*WHAT NEEDS TO BE DONE*
Determine how many lines in the entries below contain "Light", and output only that number.

*EXCERPTED DATA*
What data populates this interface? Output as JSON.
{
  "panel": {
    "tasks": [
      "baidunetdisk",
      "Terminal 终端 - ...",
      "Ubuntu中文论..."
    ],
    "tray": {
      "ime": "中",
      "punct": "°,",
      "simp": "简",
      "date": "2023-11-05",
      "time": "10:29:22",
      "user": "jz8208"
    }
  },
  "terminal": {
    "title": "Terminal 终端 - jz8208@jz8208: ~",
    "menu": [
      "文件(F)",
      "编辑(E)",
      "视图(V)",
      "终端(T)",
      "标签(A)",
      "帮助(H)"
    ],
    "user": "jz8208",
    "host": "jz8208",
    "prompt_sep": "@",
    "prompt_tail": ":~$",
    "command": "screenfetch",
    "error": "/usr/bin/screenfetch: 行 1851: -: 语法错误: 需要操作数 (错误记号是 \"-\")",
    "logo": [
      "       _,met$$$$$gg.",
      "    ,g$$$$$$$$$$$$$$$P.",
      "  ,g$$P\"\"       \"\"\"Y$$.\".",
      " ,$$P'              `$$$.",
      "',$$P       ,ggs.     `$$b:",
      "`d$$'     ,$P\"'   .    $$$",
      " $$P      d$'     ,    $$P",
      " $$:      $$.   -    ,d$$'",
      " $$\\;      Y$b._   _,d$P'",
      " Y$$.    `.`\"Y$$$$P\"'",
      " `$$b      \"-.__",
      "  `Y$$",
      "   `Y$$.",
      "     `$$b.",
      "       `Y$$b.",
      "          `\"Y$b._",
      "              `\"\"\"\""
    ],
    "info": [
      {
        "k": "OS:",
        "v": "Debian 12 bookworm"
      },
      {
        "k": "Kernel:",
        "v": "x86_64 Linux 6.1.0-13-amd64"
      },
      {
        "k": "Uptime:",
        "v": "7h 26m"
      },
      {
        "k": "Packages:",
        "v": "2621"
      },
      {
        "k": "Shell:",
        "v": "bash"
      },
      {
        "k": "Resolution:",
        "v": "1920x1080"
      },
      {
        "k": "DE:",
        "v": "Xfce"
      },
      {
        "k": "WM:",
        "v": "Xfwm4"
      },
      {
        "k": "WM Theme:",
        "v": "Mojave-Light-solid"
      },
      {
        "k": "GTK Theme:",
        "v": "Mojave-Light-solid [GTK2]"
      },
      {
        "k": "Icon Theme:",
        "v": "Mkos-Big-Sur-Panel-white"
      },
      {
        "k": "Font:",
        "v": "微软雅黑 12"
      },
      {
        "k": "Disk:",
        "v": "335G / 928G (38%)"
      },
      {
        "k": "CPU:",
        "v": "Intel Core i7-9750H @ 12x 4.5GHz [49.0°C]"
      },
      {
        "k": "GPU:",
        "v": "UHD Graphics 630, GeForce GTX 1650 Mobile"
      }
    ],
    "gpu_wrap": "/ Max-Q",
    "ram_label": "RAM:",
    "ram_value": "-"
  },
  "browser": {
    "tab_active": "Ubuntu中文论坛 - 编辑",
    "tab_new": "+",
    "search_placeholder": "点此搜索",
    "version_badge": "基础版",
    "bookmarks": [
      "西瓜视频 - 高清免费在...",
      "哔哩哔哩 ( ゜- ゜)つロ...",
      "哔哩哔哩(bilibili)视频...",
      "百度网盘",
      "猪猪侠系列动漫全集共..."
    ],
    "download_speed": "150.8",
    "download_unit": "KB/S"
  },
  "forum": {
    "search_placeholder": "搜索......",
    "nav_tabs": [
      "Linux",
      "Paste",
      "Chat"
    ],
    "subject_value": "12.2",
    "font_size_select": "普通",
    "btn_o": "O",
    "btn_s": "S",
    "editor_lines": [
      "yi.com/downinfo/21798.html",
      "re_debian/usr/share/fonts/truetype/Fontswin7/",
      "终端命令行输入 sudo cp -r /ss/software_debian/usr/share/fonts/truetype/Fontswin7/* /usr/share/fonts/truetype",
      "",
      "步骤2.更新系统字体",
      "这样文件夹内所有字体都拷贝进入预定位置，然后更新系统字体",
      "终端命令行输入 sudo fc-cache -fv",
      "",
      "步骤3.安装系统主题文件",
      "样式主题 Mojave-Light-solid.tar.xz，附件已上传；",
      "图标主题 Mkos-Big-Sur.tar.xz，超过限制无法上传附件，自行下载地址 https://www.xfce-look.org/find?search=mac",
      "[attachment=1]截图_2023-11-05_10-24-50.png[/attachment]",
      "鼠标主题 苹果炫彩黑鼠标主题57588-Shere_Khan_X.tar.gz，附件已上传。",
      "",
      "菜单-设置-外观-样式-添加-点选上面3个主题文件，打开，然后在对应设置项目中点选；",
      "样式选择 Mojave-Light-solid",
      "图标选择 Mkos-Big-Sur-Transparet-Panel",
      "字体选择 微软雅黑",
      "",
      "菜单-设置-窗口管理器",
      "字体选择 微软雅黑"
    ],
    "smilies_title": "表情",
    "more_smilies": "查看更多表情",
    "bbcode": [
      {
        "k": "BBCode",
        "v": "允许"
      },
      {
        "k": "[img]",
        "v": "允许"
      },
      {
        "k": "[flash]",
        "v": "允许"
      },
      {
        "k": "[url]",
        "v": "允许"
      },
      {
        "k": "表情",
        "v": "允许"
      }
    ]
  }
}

*ANSWER SPACE*
4